Dataset rows for apps and sites:
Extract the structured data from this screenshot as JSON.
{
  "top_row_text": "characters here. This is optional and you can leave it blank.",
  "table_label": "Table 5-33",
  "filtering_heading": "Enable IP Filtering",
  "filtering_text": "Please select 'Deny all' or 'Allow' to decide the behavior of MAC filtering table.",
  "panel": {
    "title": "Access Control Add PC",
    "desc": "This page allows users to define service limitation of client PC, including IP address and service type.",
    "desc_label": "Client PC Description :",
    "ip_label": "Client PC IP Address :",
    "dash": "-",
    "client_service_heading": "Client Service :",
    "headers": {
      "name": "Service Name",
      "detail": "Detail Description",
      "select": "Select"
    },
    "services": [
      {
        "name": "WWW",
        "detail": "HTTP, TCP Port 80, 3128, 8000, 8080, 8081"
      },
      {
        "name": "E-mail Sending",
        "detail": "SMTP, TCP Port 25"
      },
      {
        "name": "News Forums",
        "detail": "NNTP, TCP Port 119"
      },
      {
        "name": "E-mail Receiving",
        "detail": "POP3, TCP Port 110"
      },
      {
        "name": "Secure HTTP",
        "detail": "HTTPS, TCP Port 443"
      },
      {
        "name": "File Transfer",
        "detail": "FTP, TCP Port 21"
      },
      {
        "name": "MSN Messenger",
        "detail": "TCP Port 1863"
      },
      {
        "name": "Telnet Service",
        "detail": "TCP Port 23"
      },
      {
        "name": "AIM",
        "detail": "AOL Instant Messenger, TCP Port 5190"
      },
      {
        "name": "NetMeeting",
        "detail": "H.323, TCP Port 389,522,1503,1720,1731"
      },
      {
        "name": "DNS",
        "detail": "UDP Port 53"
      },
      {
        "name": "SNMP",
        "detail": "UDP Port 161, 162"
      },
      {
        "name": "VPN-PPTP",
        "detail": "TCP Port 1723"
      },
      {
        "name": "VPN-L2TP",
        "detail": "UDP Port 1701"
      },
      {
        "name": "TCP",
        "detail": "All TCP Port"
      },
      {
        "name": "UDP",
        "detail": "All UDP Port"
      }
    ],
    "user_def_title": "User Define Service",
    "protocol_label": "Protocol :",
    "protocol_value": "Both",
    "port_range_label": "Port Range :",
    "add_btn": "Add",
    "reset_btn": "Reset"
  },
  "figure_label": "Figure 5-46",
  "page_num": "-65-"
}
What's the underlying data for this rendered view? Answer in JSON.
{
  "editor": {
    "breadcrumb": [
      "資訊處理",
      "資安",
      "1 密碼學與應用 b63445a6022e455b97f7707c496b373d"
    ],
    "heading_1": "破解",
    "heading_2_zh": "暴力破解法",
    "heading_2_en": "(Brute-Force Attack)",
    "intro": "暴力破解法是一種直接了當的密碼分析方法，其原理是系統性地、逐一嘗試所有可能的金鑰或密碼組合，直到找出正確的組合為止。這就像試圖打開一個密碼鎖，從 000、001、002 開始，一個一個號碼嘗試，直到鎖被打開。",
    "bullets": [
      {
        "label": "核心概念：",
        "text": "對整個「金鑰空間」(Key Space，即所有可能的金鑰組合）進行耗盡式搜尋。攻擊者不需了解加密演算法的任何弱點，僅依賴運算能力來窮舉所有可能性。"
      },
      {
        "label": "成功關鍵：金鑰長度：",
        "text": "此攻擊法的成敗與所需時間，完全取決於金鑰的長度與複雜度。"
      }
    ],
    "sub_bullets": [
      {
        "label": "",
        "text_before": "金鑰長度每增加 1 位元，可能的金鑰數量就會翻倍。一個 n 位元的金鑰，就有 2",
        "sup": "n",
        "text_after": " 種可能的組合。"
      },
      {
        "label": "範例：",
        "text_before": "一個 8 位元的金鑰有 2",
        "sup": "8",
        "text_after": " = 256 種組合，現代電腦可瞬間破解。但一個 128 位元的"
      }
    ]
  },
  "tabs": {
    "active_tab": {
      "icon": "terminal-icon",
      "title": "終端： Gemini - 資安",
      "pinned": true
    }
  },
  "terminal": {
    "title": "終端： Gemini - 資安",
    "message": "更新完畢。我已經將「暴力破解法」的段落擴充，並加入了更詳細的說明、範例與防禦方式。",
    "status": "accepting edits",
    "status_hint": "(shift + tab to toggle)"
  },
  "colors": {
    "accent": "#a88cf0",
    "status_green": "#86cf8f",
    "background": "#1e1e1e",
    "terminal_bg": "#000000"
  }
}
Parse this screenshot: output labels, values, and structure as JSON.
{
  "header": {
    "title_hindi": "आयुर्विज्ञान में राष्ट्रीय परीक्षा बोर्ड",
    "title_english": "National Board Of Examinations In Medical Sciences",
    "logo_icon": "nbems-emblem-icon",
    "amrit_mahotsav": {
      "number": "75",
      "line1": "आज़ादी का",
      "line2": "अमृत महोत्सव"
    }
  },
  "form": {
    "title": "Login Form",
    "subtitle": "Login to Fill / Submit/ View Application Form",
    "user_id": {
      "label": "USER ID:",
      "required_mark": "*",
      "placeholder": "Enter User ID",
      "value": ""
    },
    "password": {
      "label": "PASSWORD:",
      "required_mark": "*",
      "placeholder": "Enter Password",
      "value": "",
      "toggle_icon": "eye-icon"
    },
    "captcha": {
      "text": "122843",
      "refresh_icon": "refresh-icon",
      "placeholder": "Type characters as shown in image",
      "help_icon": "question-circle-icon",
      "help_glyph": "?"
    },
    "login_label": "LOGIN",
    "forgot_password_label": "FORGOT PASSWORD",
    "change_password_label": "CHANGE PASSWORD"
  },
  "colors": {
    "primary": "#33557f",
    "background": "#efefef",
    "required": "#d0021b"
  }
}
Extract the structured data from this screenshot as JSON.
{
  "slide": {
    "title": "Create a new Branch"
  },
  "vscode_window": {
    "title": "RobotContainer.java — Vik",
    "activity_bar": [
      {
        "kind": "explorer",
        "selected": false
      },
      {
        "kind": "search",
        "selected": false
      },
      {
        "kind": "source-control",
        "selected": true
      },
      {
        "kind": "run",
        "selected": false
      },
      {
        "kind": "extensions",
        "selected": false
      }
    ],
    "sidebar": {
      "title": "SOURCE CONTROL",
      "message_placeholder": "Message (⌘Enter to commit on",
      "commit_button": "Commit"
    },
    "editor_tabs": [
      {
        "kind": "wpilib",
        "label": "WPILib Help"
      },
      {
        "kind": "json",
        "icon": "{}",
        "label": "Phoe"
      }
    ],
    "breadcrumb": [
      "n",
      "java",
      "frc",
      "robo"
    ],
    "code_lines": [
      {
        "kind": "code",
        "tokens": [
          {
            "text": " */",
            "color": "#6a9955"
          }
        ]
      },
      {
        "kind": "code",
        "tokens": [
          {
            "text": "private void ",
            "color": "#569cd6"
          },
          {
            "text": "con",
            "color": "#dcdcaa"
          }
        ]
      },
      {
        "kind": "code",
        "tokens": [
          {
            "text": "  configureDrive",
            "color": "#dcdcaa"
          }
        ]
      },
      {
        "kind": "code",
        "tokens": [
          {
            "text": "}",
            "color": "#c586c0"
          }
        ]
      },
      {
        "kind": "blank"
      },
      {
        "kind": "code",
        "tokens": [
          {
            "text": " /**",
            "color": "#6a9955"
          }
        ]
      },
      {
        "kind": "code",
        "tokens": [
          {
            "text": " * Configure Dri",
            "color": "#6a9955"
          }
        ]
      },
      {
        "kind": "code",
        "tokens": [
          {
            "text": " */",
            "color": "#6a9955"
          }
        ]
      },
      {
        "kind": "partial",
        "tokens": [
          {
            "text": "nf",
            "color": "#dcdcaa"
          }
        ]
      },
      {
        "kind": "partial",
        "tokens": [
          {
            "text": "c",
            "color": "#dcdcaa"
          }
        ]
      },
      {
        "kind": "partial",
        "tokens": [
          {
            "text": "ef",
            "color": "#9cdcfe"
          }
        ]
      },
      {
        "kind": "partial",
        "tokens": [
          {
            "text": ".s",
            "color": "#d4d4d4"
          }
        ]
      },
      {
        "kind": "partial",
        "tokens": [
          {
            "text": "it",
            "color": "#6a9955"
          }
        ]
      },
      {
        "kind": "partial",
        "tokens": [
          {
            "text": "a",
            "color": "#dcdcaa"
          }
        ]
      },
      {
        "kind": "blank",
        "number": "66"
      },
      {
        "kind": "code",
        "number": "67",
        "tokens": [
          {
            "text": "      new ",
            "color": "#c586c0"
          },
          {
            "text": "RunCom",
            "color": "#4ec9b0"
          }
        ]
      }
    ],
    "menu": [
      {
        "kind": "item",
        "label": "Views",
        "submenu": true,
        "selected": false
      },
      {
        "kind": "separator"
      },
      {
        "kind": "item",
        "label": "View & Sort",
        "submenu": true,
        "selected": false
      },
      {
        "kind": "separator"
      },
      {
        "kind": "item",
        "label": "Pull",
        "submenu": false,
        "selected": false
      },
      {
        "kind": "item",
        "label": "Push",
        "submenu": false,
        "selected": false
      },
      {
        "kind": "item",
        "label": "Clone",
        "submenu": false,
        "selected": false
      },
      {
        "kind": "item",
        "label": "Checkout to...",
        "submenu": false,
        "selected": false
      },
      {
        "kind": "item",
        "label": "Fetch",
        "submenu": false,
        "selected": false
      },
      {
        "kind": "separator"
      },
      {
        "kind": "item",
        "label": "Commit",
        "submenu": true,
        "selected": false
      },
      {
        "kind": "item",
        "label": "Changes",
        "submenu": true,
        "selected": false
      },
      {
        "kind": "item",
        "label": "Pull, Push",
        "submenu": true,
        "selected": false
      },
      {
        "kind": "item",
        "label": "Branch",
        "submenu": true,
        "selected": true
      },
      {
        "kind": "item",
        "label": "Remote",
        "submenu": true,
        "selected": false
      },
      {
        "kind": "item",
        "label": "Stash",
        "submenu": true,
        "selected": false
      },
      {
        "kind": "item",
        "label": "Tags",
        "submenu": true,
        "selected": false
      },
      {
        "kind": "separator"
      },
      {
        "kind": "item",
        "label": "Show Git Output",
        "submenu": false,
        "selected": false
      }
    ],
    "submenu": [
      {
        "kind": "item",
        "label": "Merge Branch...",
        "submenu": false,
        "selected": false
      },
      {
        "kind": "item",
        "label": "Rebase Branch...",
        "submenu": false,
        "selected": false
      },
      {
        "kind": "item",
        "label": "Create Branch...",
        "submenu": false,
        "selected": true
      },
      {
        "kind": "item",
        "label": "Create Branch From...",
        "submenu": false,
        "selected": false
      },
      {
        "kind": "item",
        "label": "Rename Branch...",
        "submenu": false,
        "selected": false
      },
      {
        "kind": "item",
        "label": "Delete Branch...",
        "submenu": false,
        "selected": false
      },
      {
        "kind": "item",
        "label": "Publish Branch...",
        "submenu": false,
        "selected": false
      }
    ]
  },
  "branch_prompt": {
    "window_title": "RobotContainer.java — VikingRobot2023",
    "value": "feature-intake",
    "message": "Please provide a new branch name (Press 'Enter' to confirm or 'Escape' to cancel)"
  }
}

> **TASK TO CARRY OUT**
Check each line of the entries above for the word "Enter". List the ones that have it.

> **SOLVED PROBLEM**
      "placeholder": "Enter User ID",
      "placeholder": "Enter Password",
      "message_placeholder": "Message (⌘Enter to commit on",
    "message": "Please provide a new branch name (Press 'Enter' to confirm or 'Escape' to cancel)"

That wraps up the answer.